• [RECORD SET]:
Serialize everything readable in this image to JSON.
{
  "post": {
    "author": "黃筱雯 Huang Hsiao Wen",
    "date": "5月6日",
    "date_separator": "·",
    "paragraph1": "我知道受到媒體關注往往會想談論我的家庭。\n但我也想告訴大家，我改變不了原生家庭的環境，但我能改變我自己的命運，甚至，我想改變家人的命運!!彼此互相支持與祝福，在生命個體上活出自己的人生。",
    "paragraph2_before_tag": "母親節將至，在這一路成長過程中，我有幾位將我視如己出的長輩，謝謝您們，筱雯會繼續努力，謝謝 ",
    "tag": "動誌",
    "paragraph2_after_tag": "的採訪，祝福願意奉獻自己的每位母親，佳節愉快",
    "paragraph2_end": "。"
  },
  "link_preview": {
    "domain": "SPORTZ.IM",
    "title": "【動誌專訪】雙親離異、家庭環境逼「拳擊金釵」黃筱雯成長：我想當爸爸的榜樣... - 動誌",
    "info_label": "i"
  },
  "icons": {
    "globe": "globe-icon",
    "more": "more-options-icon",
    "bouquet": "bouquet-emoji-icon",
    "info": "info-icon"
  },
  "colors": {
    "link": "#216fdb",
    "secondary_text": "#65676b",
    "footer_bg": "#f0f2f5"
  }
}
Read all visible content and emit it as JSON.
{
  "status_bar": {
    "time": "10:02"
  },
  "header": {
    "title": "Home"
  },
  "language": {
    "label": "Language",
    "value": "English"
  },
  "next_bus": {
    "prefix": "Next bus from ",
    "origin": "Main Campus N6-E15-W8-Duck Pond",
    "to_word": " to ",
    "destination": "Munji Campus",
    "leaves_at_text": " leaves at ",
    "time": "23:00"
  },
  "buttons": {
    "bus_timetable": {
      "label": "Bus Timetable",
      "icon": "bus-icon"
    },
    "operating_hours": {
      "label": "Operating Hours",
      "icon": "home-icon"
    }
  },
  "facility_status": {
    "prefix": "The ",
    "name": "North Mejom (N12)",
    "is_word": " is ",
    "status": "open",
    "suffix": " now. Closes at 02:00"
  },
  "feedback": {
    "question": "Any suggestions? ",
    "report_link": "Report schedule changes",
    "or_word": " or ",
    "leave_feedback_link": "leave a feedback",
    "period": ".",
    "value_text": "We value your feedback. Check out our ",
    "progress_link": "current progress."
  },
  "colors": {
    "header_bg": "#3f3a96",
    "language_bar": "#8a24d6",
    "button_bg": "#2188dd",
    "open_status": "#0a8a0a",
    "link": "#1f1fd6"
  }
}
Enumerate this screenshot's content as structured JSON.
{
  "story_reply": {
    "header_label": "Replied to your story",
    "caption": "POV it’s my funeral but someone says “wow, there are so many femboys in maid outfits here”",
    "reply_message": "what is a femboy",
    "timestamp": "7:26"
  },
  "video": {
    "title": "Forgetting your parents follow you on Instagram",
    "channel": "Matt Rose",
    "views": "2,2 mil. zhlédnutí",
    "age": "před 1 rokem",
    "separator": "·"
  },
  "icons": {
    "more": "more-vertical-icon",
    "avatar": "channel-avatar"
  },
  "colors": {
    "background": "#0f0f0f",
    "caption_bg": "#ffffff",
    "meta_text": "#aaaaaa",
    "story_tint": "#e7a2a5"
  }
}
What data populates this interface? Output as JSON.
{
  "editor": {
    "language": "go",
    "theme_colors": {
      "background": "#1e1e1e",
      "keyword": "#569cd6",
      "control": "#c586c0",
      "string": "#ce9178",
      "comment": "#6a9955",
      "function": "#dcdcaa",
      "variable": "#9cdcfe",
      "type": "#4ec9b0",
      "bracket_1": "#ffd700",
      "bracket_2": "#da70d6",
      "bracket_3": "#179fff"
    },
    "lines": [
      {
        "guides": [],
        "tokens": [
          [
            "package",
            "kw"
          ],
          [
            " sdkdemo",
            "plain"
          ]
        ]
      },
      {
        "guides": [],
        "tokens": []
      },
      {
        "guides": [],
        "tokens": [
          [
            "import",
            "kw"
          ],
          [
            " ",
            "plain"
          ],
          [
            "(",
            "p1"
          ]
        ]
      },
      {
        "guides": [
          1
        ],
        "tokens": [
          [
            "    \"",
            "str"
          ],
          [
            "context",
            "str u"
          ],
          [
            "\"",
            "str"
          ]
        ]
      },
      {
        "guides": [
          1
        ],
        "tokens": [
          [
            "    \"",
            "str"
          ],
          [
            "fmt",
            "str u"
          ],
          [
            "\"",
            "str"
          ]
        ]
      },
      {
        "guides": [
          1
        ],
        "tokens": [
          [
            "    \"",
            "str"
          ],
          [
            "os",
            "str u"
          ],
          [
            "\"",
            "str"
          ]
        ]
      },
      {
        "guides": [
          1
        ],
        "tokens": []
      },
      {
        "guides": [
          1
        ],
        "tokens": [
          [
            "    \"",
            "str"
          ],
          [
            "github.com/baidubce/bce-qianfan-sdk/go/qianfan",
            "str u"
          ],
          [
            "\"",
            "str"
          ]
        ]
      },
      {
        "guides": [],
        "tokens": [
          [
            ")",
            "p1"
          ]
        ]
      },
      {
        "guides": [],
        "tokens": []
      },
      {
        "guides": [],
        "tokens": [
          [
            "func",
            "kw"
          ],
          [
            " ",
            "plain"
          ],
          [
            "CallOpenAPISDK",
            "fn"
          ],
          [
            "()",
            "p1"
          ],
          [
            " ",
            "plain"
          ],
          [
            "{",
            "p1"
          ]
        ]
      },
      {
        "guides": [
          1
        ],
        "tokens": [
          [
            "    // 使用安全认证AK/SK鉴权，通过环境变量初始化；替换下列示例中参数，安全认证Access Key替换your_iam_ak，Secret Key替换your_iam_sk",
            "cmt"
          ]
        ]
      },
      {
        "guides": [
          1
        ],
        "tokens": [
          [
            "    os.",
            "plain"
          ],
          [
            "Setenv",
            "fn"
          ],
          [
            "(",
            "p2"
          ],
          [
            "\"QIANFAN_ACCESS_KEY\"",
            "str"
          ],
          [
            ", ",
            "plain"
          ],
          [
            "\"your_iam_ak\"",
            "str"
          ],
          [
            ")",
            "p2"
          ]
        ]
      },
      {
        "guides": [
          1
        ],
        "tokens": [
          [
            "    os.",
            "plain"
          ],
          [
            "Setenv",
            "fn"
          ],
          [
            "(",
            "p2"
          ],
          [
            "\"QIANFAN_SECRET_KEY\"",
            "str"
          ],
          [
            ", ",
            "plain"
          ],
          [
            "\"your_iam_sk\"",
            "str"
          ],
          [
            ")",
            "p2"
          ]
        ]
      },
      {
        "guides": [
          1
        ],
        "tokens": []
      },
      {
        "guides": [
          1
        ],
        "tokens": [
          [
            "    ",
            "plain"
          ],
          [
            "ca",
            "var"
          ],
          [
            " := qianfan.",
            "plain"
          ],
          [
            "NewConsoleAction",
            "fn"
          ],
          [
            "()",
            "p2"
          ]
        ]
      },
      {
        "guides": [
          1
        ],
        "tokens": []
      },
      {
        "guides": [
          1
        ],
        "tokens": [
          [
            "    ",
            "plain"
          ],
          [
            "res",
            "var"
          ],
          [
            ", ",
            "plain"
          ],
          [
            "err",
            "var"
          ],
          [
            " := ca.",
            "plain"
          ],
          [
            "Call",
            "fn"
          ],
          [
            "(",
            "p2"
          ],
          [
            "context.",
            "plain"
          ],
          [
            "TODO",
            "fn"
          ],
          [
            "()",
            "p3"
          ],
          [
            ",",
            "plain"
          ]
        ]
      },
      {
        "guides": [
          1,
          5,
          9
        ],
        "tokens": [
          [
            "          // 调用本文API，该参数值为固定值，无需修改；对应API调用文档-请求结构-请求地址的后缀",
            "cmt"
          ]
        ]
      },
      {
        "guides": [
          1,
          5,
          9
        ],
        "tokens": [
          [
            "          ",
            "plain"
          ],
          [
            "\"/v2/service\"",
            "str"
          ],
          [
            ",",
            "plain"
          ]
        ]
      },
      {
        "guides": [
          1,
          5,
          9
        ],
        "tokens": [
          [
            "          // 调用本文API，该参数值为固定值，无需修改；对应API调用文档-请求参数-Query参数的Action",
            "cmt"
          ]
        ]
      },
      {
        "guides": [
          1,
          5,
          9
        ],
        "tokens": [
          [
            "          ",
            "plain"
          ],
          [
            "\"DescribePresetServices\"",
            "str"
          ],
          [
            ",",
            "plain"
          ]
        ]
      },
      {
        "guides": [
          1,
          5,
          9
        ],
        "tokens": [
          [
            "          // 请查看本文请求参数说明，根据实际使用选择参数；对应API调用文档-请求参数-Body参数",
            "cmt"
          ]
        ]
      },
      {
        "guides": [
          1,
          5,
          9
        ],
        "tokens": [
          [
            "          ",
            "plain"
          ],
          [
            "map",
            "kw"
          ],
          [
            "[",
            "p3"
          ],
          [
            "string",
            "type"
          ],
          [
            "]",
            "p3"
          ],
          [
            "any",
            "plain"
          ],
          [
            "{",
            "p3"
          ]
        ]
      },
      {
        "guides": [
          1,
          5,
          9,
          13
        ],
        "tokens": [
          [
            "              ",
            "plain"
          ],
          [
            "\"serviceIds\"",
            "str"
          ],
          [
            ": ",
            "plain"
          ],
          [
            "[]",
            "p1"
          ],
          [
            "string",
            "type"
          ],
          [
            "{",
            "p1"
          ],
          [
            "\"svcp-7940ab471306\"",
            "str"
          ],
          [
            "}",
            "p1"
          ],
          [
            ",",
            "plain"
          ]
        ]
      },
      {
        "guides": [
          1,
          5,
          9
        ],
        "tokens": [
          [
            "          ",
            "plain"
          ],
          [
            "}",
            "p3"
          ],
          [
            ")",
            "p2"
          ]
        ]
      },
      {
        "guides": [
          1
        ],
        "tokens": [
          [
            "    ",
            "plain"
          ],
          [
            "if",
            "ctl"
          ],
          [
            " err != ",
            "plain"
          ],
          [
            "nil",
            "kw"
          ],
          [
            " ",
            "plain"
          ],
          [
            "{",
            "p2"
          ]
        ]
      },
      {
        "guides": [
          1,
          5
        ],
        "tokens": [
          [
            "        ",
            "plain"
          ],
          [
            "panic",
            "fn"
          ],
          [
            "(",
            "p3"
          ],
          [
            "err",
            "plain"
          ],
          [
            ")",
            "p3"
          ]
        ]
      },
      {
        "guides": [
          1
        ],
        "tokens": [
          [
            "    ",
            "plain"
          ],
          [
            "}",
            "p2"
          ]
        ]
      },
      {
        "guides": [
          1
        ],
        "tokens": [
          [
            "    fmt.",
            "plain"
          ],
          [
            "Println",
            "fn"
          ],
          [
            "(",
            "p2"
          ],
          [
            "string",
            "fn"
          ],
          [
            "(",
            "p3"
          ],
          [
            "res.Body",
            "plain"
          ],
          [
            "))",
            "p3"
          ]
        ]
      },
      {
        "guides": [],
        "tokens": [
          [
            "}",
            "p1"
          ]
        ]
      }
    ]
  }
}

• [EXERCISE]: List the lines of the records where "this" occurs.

• [RESPONSE AREA]:
Serialize everything readable in this image to JSON.
Enumerate this screenshot's content as structured JSON.
What data populates this interface? Output as JSON.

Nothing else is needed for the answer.